response was somewhat tongue in cheek (although i don't eat tongue). i
feel certain that my post was related to art ed because i (seriously)
suggested investigating social commentary and listed a diverse group of
artists and resources to check out.
one of the (many) things i love about being in this group is that over time
i feel like i have had the pleasure of getting to know some of the people
here, that i am interacting with friends. i feel this way due to the
personality-revealing nature of lots of the posts. although duffy and i
obviously don't agree completely (i don't wear fur undies), i thought his
post was wonderful - it made me laugh out loud as soon as i read it and my
after-smile lasted quite a while.
if it is pure academics or dry, impersonal info we are after, there are

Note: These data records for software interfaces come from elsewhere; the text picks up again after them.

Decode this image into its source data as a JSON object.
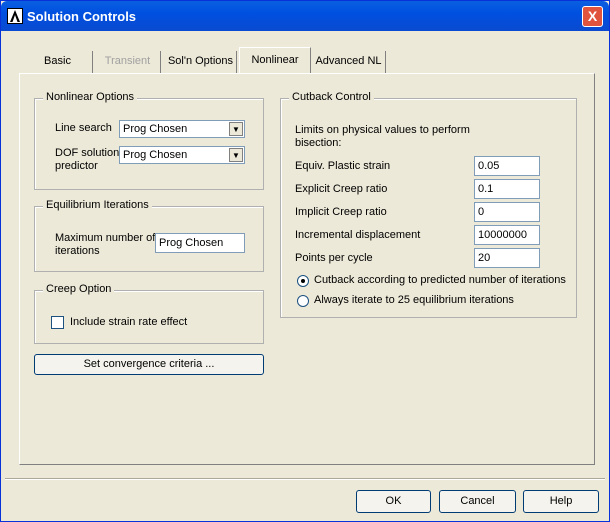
{
  "window": {
    "title": "Solution Controls",
    "close_label": "X"
  },
  "tabs": [
    {
      "label": "Basic",
      "state": "normal"
    },
    {
      "label": "Transient",
      "state": "disabled"
    },
    {
      "label": "Sol'n Options",
      "state": "normal"
    },
    {
      "label": "Nonlinear",
      "state": "active"
    },
    {
      "label": "Advanced NL",
      "state": "normal"
    }
  ],
  "nonlinear_options": {
    "title": "Nonlinear Options",
    "line_search_label": "Line search",
    "line_search_value": "Prog Chosen",
    "dof_label_1": "DOF solution",
    "dof_label_2": "predictor",
    "dof_value": "Prog Chosen"
  },
  "equilibrium": {
    "title": "Equilibrium Iterations",
    "max_label_1": "Maximum number of",
    "max_label_2": "iterations",
    "max_value": "Prog Chosen"
  },
  "creep": {
    "title": "Creep Option",
    "strain_rate_label": "Include strain rate effect",
    "strain_rate_checked": false
  },
  "convergence_button": "Set convergence criteria ...",
  "cutback": {
    "title": "Cutback Control",
    "intro_1": "Limits on physical values to perform",
    "intro_2": "bisection:",
    "fields": [
      {
        "label": "Equiv. Plastic strain",
        "value": "0.05"
      },
      {
        "label": "Explicit Creep ratio",
        "value": "0.1"
      },
      {
        "label": "Implicit Creep ratio",
        "value": "0"
      },
      {
        "label": "Incremental displacement",
        "value": "10000000"
      },
      {
        "label": "Points per cycle",
        "value": "20"
      }
    ],
    "radio_1": "Cutback according to predicted number of iterations",
    "radio_2": "Always iterate to 25 equilibrium iterations",
    "selected_radio": 1
  },
  "footer": {
    "ok": "OK",
    "cancel": "Cancel",
    "help": "Help"
  }
}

tons of sources out there for it - naea has about a zillion publications on
anything and everything, and the nontalk part of artsednet also has a
plethora of stuff, for a start.
i can't begin to describe how much, as a lone art teacher, i have enjoyed
and gained from being able to express my thoughts and opinions and
questions and from hearing others' on this list. i really appreciate the
mostly warm and helplful responses, the sense of comraderie even when we
don't agree. (although i did get a message telling me that if i spray
painted someone's fur, they would file assault charges against me - too bad
the minks and rabbits can't do the same, huh? ;) )
i think some of us may make the (possibly incorrect and unfairly
stereotypical) assumption that because we are all art teachers we all
possess heightened levels of compassion, sensitivity, kindness, and so on.
that's probably why the fur post guy thought a lot of us would be on his
i, for one, at least wish we wouldn't snipe at each other for things like
spelling; remember, it's the thought that counts!
and a closing thought (finally) - i agree our posts should be about art
education. nearly every one i've ever read has been - we talk about our
aching feet from work, not from tango lessons, about the principal of our
school wears and how it impacts us and others, not how our cousin jim bob
dresses. i hate to think that many of us out there believe teaching art is
only about shading and picasso and good composition. isn't listening and
understanding and sharing and empathizing and communicating and making
connections and...all that just as much a part of it, too?